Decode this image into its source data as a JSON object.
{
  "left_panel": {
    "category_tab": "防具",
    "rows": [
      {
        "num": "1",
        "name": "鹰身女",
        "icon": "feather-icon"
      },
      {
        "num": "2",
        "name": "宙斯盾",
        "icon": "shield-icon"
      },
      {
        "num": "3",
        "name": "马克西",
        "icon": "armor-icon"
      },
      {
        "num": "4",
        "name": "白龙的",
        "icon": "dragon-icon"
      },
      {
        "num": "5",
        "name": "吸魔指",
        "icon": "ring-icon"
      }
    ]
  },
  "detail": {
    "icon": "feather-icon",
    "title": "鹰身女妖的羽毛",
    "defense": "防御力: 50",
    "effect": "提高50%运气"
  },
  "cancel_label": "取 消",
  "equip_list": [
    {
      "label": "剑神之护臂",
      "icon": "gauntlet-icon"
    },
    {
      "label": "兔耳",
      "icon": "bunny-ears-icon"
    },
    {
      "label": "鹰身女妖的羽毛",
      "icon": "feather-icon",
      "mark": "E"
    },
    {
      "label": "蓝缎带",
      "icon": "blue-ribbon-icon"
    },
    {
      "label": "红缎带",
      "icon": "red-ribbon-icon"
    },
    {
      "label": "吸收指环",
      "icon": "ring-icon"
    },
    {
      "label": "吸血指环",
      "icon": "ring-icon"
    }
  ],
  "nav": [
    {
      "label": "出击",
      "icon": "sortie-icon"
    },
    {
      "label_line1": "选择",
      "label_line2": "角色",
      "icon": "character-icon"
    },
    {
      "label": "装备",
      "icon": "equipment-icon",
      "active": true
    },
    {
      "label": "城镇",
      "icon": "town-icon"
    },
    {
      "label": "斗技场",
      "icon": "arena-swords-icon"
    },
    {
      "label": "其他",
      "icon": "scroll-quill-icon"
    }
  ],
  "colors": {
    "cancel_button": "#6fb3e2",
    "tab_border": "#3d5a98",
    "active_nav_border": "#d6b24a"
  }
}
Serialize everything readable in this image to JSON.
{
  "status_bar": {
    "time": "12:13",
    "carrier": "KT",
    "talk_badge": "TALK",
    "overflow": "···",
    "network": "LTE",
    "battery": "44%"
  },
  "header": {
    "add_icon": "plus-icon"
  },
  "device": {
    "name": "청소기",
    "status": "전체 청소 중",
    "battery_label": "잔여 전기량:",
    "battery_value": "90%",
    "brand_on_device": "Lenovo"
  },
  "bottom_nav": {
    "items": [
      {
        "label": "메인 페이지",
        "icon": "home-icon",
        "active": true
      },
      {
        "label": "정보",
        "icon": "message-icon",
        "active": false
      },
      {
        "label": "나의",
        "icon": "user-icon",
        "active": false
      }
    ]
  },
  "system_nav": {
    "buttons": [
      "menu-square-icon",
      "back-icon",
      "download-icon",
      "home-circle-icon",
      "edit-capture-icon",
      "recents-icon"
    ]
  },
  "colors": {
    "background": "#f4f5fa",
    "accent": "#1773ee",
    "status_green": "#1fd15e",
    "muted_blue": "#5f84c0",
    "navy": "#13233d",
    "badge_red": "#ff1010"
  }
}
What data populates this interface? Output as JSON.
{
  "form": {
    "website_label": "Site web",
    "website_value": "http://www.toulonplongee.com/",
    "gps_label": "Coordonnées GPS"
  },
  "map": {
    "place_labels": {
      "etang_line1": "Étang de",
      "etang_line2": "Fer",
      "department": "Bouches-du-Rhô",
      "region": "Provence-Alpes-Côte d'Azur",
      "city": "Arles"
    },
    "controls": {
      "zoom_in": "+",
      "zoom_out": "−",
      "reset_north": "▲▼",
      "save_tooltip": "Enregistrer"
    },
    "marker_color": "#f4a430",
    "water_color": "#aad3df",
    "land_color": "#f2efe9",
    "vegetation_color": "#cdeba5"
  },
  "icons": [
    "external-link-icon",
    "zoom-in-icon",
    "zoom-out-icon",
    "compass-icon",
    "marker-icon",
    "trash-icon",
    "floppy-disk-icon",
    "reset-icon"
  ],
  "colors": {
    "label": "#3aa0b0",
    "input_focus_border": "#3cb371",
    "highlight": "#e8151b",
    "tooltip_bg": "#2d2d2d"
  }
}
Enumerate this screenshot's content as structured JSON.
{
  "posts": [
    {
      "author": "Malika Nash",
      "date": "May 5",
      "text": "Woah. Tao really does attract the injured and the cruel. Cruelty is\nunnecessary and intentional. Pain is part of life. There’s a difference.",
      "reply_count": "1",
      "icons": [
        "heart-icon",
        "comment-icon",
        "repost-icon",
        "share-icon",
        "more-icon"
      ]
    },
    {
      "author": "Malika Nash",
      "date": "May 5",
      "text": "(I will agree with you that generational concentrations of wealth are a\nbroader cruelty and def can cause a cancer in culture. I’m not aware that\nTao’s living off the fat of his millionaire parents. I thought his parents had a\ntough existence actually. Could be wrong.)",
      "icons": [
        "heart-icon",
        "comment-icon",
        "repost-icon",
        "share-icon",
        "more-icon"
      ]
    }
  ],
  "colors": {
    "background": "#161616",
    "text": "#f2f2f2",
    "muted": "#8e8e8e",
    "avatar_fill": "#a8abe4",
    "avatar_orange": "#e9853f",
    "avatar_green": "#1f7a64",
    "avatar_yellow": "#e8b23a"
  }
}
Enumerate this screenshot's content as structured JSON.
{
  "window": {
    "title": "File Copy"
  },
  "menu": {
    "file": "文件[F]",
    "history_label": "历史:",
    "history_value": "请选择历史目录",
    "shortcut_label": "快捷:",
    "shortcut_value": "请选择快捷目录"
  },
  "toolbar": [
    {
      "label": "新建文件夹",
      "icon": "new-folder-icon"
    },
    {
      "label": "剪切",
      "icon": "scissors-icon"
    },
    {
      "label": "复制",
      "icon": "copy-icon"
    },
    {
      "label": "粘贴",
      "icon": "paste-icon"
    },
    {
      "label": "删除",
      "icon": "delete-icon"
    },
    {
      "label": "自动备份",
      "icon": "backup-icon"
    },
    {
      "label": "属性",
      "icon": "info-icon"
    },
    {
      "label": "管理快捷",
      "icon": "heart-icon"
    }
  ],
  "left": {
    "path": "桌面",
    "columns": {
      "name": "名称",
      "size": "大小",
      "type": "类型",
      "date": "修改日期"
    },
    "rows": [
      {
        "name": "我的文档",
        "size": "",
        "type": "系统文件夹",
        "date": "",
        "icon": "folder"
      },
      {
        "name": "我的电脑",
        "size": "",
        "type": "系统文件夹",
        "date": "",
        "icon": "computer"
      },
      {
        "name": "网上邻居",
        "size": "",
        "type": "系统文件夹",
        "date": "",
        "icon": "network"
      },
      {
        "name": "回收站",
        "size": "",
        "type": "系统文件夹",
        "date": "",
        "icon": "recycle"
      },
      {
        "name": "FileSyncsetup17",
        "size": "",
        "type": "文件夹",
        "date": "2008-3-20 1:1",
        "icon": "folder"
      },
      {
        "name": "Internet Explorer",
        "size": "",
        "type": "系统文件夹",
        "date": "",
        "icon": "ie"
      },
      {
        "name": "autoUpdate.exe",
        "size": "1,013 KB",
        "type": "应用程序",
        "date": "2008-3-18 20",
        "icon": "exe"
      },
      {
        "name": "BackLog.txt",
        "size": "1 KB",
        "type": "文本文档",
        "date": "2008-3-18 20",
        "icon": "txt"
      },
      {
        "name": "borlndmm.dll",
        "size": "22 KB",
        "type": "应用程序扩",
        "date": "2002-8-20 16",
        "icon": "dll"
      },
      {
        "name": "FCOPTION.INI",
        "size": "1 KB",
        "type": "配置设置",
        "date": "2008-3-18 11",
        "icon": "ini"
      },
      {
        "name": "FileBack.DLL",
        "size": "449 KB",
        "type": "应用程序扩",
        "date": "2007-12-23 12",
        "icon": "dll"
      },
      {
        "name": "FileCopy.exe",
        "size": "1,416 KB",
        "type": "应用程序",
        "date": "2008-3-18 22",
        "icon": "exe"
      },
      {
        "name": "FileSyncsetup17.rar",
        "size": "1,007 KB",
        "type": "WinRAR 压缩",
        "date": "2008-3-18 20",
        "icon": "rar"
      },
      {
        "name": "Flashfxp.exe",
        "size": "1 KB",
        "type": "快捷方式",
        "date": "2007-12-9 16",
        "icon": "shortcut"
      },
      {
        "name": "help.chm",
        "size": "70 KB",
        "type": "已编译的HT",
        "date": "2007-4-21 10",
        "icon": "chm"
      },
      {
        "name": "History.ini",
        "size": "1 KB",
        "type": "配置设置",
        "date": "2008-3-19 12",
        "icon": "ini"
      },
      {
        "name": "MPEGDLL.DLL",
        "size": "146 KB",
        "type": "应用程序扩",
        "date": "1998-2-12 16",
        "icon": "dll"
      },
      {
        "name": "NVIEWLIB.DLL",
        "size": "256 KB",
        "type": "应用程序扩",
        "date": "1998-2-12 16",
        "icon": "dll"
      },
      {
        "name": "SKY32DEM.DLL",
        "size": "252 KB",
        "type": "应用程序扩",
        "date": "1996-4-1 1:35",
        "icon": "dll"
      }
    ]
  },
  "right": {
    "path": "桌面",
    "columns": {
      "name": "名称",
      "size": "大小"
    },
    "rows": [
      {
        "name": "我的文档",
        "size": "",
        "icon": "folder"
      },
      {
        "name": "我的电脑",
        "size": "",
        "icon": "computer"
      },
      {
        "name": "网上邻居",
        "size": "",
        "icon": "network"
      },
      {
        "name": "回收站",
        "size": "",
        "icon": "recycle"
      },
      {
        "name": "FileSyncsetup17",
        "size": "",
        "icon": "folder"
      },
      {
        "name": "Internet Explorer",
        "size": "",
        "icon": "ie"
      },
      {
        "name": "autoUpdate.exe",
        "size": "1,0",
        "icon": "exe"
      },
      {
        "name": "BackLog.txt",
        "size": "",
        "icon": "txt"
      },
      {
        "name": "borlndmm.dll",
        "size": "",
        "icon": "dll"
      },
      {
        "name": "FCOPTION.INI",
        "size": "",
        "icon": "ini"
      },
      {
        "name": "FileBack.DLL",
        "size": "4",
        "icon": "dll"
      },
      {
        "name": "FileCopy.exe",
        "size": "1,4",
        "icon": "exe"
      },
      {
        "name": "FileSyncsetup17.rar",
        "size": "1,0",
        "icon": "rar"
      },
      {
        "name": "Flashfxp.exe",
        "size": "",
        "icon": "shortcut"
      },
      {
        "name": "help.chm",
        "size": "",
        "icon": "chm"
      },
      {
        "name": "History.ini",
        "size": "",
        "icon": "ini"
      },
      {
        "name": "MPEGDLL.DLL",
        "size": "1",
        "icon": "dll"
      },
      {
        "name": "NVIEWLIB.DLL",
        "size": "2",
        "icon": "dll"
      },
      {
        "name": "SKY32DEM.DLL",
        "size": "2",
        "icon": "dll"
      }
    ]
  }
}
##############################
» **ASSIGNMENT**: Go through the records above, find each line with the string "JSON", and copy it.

» **RESPONSE TO THIS EXERCISE**:
Decode this image into its source data as a JSON object.
Serialize everything readable in this image to JSON.
What data populates this interface? Output as JSON.
Enumerate this screenshot's content as structured JSON.
Enumerate this screenshot's content as structured JSON.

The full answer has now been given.